Work task —
Would you reproduce the entries that follow exactly as they appear?

Provided records —
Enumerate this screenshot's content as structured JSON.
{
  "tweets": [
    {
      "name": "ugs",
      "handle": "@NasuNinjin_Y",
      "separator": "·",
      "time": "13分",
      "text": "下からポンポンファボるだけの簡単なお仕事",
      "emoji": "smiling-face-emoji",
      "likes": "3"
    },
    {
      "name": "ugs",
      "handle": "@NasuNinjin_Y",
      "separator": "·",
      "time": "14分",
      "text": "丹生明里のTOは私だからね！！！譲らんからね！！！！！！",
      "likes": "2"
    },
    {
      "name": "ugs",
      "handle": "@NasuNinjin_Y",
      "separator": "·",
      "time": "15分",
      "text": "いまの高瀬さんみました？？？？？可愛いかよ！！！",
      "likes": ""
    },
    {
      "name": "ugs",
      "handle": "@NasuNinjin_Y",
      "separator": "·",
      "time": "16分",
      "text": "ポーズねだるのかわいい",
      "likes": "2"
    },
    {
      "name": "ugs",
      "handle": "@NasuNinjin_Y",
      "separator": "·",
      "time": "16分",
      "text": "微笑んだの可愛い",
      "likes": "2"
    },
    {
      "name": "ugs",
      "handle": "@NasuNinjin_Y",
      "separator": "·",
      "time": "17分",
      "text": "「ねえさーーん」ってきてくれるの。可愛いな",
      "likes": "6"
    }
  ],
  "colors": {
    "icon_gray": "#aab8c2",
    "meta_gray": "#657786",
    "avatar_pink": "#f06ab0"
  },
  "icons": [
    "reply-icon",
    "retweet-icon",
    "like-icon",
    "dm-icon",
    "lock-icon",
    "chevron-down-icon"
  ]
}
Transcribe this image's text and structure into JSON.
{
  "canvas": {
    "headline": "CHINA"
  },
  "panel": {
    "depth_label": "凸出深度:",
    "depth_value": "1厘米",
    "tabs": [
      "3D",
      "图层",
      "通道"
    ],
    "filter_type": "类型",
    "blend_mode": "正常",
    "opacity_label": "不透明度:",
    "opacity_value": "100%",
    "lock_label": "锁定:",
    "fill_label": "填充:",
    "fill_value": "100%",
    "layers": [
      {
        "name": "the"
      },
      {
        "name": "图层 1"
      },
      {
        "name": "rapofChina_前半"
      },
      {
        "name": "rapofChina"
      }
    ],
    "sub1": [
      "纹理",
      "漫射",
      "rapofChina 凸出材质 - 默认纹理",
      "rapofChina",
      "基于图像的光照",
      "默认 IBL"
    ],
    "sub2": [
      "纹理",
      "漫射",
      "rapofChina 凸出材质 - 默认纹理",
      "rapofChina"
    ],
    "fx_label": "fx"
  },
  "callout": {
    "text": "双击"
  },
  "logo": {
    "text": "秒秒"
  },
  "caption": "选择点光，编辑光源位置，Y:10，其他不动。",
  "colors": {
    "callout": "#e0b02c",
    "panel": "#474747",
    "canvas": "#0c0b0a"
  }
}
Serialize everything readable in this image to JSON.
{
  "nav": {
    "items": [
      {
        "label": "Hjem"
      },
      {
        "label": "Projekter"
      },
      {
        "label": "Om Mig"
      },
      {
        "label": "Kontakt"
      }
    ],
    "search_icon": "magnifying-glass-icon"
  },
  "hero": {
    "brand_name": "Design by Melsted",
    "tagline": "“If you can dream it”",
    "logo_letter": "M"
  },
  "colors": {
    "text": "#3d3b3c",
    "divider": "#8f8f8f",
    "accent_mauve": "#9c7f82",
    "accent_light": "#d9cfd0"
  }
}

Answer —
Enumerate this screenshot's content as structured JSON.
{
  "tweets": [
    {
      "name": "ugs",
      "handle": "@NasuNinjin_Y",
      "separator": "·",
      "time": "13分",
      "text": "下からポンポンファボるだけの簡単なお仕事",
      "emoji": "smiling-face-emoji",
      "likes": "3"
    },
    {
      "name": "ugs",
      "handle": "@NasuNinjin_Y",
      "separator": "·",
      "time": "14分",
      "text": "丹生明里のTOは私だからね！！！譲らんからね！！！！！！",
      "likes": "2"
    },
    {
      "name": "ugs",
      "handle": "@NasuNinjin_Y",
      "separator": "·",
      "time": "15分",
      "text": "いまの高瀬さんみました？？？？？可愛いかよ！！！",
      "likes": ""
    },
    {
      "name": "ugs",
      "handle": "@NasuNinjin_Y",
      "separator": "·",
      "time": "16分",
      "text": "ポーズねだるのかわいい",
      "likes": "2"
    },
    {
      "name": "ugs",
      "handle": "@NasuNinjin_Y",
      "separator": "·",
      "time": "16分",
      "text": "微笑んだの可愛い",
      "likes": "2"
    },
    {
      "name": "ugs",
      "handle": "@NasuNinjin_Y",
      "separator": "·",
      "time": "17分",
      "text": "「ねえさーーん」ってきてくれるの。可愛いな",
      "likes": "6"
    }
  ],
  "colors": {
    "icon_gray": "#aab8c2",
    "meta_gray": "#657786",
    "avatar_pink": "#f06ab0"
  },
  "icons": [
    "reply-icon",
    "retweet-icon",
    "like-icon",
    "dm-icon",
    "lock-icon",
    "chevron-down-icon"
  ]
}
Transcribe this image's text and structure into JSON.
{
  "canvas": {
    "headline": "CHINA"
  },
  "panel": {
    "depth_label": "凸出深度:",
    "depth_value": "1厘米",
    "tabs": [
      "3D",
      "图层",
      "通道"
    ],
    "filter_type": "类型",
    "blend_mode": "正常",
    "opacity_label": "不透明度:",
    "opacity_value": "100%",
    "lock_label": "锁定:",
    "fill_label": "填充:",
    "fill_value": "100%",
    "layers": [
      {
        "name": "the"
      },
      {
        "name": "图层 1"
      },
      {
        "name": "rapofChina_前半"
      },
      {
        "name": "rapofChina"
      }
    ],
    "sub1": [
      "纹理",
      "漫射",
      "rapofChina 凸出材质 - 默认纹理",
      "rapofChina",
      "基于图像的光照",
      "默认 IBL"
    ],
    "sub2": [
      "纹理",
      "漫射",
      "rapofChina 凸出材质 - 默认纹理",
      "rapofChina"
    ],
    "fx_label": "fx"
  },
  "callout": {
    "text": "双击"
  },
  "logo": {
    "text": "秒秒"
  },
  "caption": "选择点光，编辑光源位置，Y:10，其他不动。",
  "colors": {
    "callout": "#e0b02c",
    "panel": "#474747",
    "canvas": "#0c0b0a"
  }
}
Serialize everything readable in this image to JSON.
{
  "nav": {
    "items": [
      {
        "label": "Hjem"
      },
      {
        "label": "Projekter"
      },
      {
        "label": "Om Mig"
      },
      {
        "label": "Kontakt"
      }
    ],
    "search_icon": "magnifying-glass-icon"
  },
  "hero": {
    "brand_name": "Design by Melsted",
    "tagline": "“If you can dream it”",
    "logo_letter": "M"
  },
  "colors": {
    "text": "#3d3b3c",
    "divider": "#8f8f8f",
    "accent_mauve": "#9c7f82",
    "accent_light": "#d9cfd0"
  }
}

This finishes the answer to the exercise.